[Data entries]
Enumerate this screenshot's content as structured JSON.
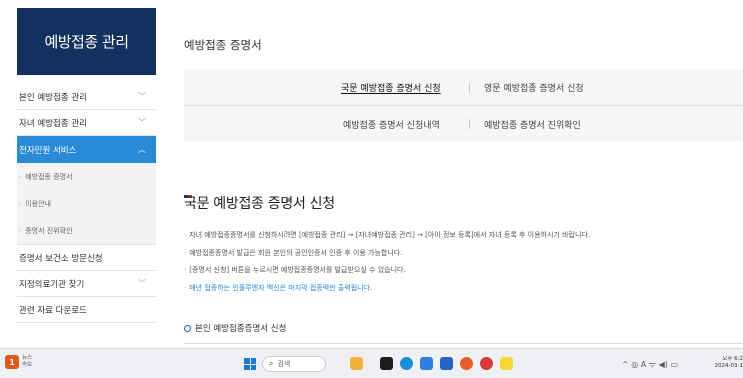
{
  "sidebar": {
    "title": "예방접종 관리",
    "items": [
      {
        "label": "본인 예방접종 관리",
        "chevron": "﹀"
      },
      {
        "label": "자녀 예방접종 관리",
        "chevron": "﹀"
      }
    ],
    "active_item": {
      "label": "전자민원 서비스",
      "chevron": "︿"
    },
    "sub_items": [
      {
        "label": "예방접종 증명서"
      },
      {
        "label": "이용안내"
      },
      {
        "label": "증명서 진위확인"
      }
    ],
    "more_items": [
      {
        "label": "증명서 보건소 방문신청",
        "chevron": ""
      },
      {
        "label": "지정의료기관 찾기",
        "chevron": "﹀"
      },
      {
        "label": "관련 자료 다운로드",
        "chevron": ""
      }
    ]
  },
  "main": {
    "page_title": "예방접종 증명서",
    "tabs": {
      "row1": [
        "국문 예방접종 증명서 신청",
        "영문 예방접종 증명서 신청"
      ],
      "row2": [
        "예방접종 증명서 신청내역",
        "예방접종 증명서 진위확인"
      ]
    },
    "section_title": "국문 예방접종 증명서 신청",
    "info_lines": [
      "자녀 예방접종증명서를 신청하시려면 [예방접종 관리] → [자녀예방접종 관리] → [아이 정보 등록]에서 자녀 등록 후 이용하시기 바랍니다.",
      "예방접종증명서 발급은 회원 본인의 공인인증서 인증 후 이용 가능합니다.",
      "[증명서 신청] 버튼을 누르시면 예방접종증명서를 발급받으실 수 있습니다.",
      "매년 접종하는 인플루엔자 백신은 마지막 접종력만 출력됩니다."
    ],
    "sub_heading": "본인 예방접종증명서 신청"
  },
  "taskbar": {
    "news_badge": "1",
    "news_title": "뉴스",
    "news_sub": "속보",
    "search_placeholder": "검색",
    "search_icon": "magnifier-icon",
    "tray": "^  ◎  A  ᯤ  ◀)  ▭",
    "clock_time": "오후 6:2",
    "clock_date": "2024-03-1"
  },
  "colors": {
    "sidebar_header": "#12315f",
    "active_blue": "#2a8ad6",
    "tab_bg": "#f4f6f8"
  }
}
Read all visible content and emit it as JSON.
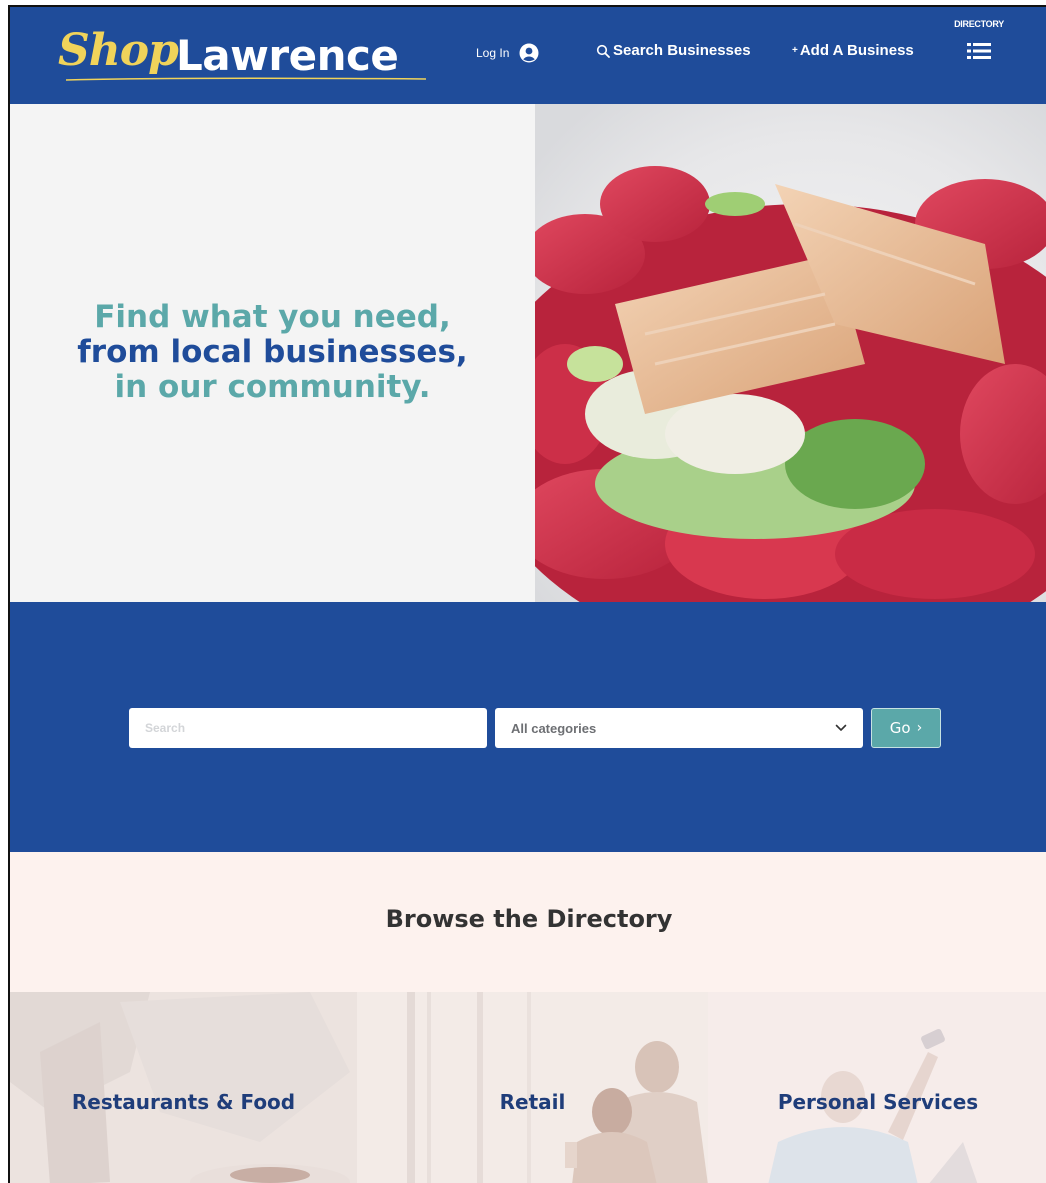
{
  "header": {
    "logo_script": "Shop",
    "logo_word": "Lawrence",
    "login_label": "Log In",
    "search_label": "Search Businesses",
    "add_label": "Add A Business",
    "directory_label": "DIRECTORY",
    "icons": {
      "login": "user-circle-icon",
      "search": "search-icon",
      "add": "plus-icon",
      "directory": "list-icon"
    }
  },
  "hero": {
    "line1": "Find what you need,",
    "line2": "from local businesses,",
    "line3": "in our community."
  },
  "search": {
    "placeholder": "Search",
    "category_selected": "All categories",
    "go_label": "Go",
    "go_chevron": "›"
  },
  "browse": {
    "title": "Browse the Directory",
    "categories": [
      {
        "label": "Restaurants & Food"
      },
      {
        "label": "Retail"
      },
      {
        "label": "Personal Services"
      }
    ]
  },
  "colors": {
    "brand_blue": "#1f4c9a",
    "teal": "#5ba8a9",
    "logo_yellow": "#f0d35a",
    "browse_bg": "#fdf2ee"
  }
}
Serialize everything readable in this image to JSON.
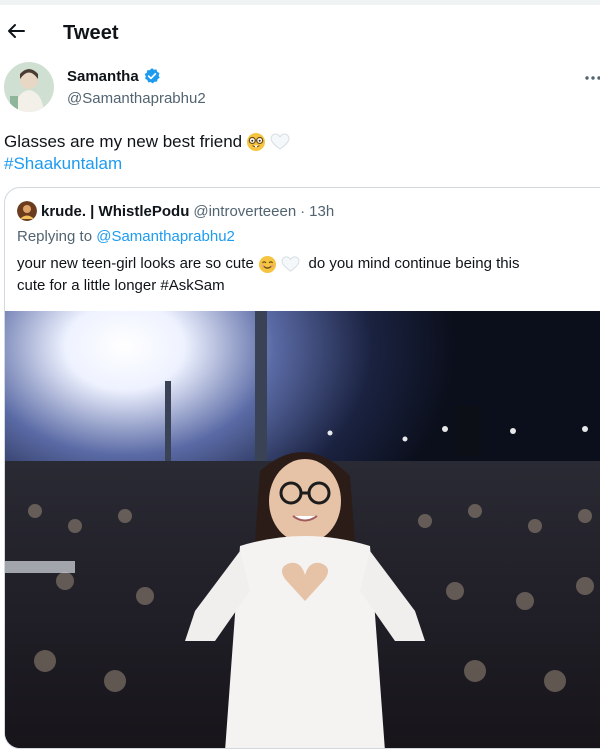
{
  "header": {
    "title": "Tweet"
  },
  "tweet": {
    "display_name": "Samantha",
    "handle": "@Samanthaprabhu2",
    "text": "Glasses are my new best friend",
    "hashtag": "#Shaakuntalam"
  },
  "quote": {
    "display_name": "krude. | WhistlePodu",
    "handle": "@introverteeen",
    "separator": "·",
    "time": "13h",
    "replying_prefix": "Replying to",
    "replying_to": "@Samanthaprabhu2",
    "text_part1": "your new teen-girl looks are so cute",
    "text_part2": "do you mind continue being this",
    "text_line2": "cute for a little longer #AskSam"
  },
  "icons": {
    "back": "arrow-left-icon",
    "verified": "verified-badge-icon",
    "more": "more-horizontal-icon",
    "nerd_emoji": "nerd-face-emoji-icon",
    "white_heart": "white-heart-emoji-icon",
    "smiling_emoji": "smiling-face-emoji-icon"
  },
  "colors": {
    "link": "#1d9bf0",
    "secondary_text": "#536471",
    "border": "#cfd9de"
  }
}
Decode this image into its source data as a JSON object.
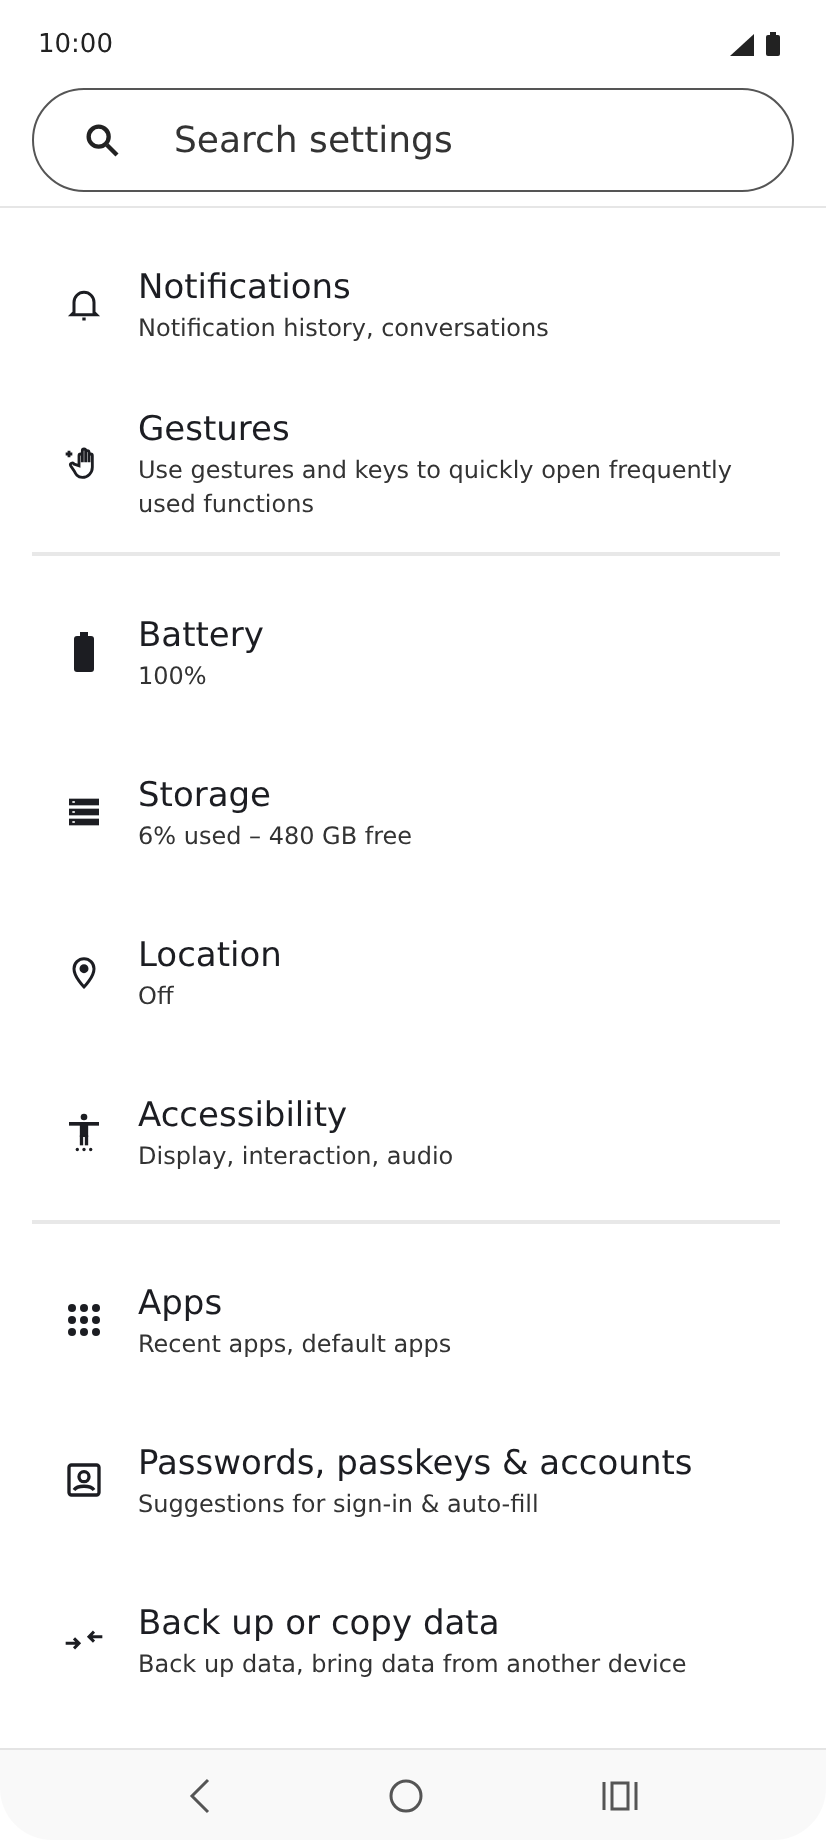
{
  "status_bar": {
    "time": "10:00"
  },
  "search": {
    "placeholder": "Search settings"
  },
  "sections": [
    {
      "items": [
        {
          "title": "Notifications",
          "subtitle": "Notification history, conversations"
        },
        {
          "title": "Gestures",
          "subtitle": "Use gestures and keys to quickly open frequently used functions"
        }
      ]
    },
    {
      "items": [
        {
          "title": "Battery",
          "subtitle": "100%"
        },
        {
          "title": "Storage",
          "subtitle": "6% used – 480 GB free"
        },
        {
          "title": "Location",
          "subtitle": "Off"
        },
        {
          "title": "Accessibility",
          "subtitle": "Display, interaction, audio"
        }
      ]
    },
    {
      "items": [
        {
          "title": "Apps",
          "subtitle": "Recent apps, default apps"
        },
        {
          "title": "Passwords, passkeys & accounts",
          "subtitle": "Suggestions for sign-in & auto-fill"
        },
        {
          "title": "Back up or copy data",
          "subtitle": "Back up data, bring data from another device"
        }
      ]
    }
  ]
}
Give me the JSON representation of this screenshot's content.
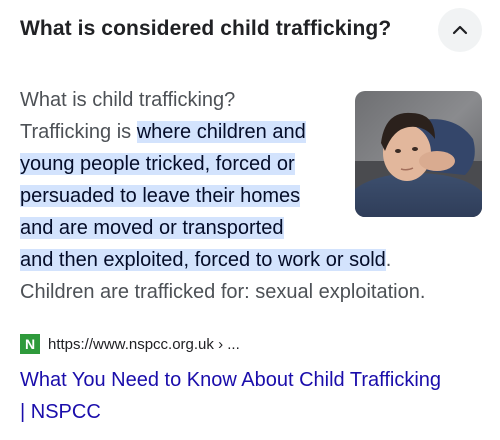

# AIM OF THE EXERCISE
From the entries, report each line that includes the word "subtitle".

# REPLY
          "subtitle": "Notification history, conversations"
          "subtitle": "Use gestures and keys to quickly open frequently used functions"
          "subtitle": "100%"
          "subtitle": "6% used – 480 GB free"
          "subtitle": "Off"
          "subtitle": "Display, interaction, audio"
          "subtitle": "Recent apps, default apps"
          "subtitle": "Suggestions for sign-in & auto-fill"
          "subtitle": "Back up data, bring data from another device"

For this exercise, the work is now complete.